Manny Pacquiao’s most recent bout with Juan Manuel Marquez obviously impacted the two men directly involved. It bolstered the latter fighter’s legacy and cemented him as one of the most underrated boxers of his generation. It also signaled the possible decline of the former after nearly a decade of dominance. That all goes without saying.
What seems to have gone unnoticed, however, is the impact Pacquiao’s loss had on the sport as a whole. Because of what transpired this past June, the schedules of Austin Trout, Robert Guerrero, Devon Alexander, Canelo Alvarez, Brandon Rios and countless others either may or will look radically different than they otherwise would have. (Mostly by way of domino effect.) Beyond that, it also seems to have really altered Floyd Mayweather Jr.’s perspective.
Before his arch rival’s most recent defeat, Mayweather acted like he was infallible. He feared nothing and no one. Since December, though, there has been a very noticeably shift in the champ’s demeanor. He is calmer. He is less out there. He is visibly more collected when it comes to his emotions. And he finally seems to have come to terms with a fact that a lot of top-tier boxers never come to terms with: he isn’t perfect.

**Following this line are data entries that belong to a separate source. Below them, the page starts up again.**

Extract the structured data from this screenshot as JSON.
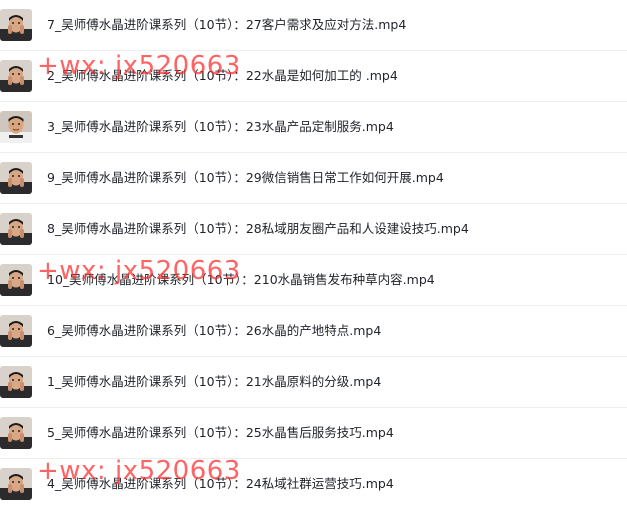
{
  "files": [
    {
      "name": "7_吴师傅水晶进阶课系列（10节）：27客户需求及应对方法.mp4",
      "thumbnail_icon": "video-thumbnail-speaker"
    },
    {
      "name": "2_吴师傅水晶进阶课系列（10节）：22水晶是如何加工的 .mp4",
      "thumbnail_icon": "video-thumbnail-speaker"
    },
    {
      "name": "3_吴师傅水晶进阶课系列（10节）：23水晶产品定制服务.mp4",
      "thumbnail_icon": "video-thumbnail-speaker"
    },
    {
      "name": "9_吴师傅水晶进阶课系列（10节）：29微信销售日常工作如何开展.mp4",
      "thumbnail_icon": "video-thumbnail-speaker"
    },
    {
      "name": "8_吴师傅水晶进阶课系列（10节）：28私域朋友圈产品和人设建设技巧.mp4",
      "thumbnail_icon": "video-thumbnail-speaker"
    },
    {
      "name": "10_吴师傅水晶进阶课系列（10节）：210水晶销售发布种草内容.mp4",
      "thumbnail_icon": "video-thumbnail-speaker"
    },
    {
      "name": "6_吴师傅水晶进阶课系列（10节）：26水晶的产地特点.mp4",
      "thumbnail_icon": "video-thumbnail-speaker"
    },
    {
      "name": "1_吴师傅水晶进阶课系列（10节）：21水晶原料的分级.mp4",
      "thumbnail_icon": "video-thumbnail-speaker"
    },
    {
      "name": "5_吴师傅水晶进阶课系列（10节）：25水晶售后服务技巧.mp4",
      "thumbnail_icon": "video-thumbnail-speaker"
    },
    {
      "name": "4_吴师傅水晶进阶课系列（10节）：24私域社群运营技巧.mp4",
      "thumbnail_icon": "video-thumbnail-speaker"
    }
  ],
  "watermark": {
    "text": "+wx: jx520663",
    "color": "#ff2828"
  }
}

He can lose at any given moment.
Which explains his recent decision to begin working with his father again.
Me & my trainer (my dad) back working together getting ready for May 4th rock.li/p/2218
— Floyd Mayweather (@FloydMayweather) February 14, 2013
You will recall, not too long ago, Mayweather said this in an interview with FightHype:
"At this particular time, I'm thinking about working back with my father," the undefeated star admitted.
When pressed on why he was dissatisfied with his uncle, Mayweather held nothing back.
"He's not eating well; he's not healthy. I want him to get healthy and eat better so he can have a sharp mind, because his mind is not as sharp as it once was," he explained.
"Roger, you know, he's very, very sick at this particular time, so I'm thinking about working back with my father. We really don't know what the future holds for Floyd Mayweather as far as who's gonna be the trainer, but I'm leaning towards my father at this particular time."
In years past, Mayweather would have just gone with the flow. He would taken Roger’s deficiencies in stride and acted like he could win anyway. After seeing his rival lay crumbled face first on the mat two months ago, though, the champ realized that thinking like that was a surefire way to lose in embarrassing fashion.
Mayweather’s decision to go back to working with his father would have been surprising last September. In the here and now, it makes perfect sense.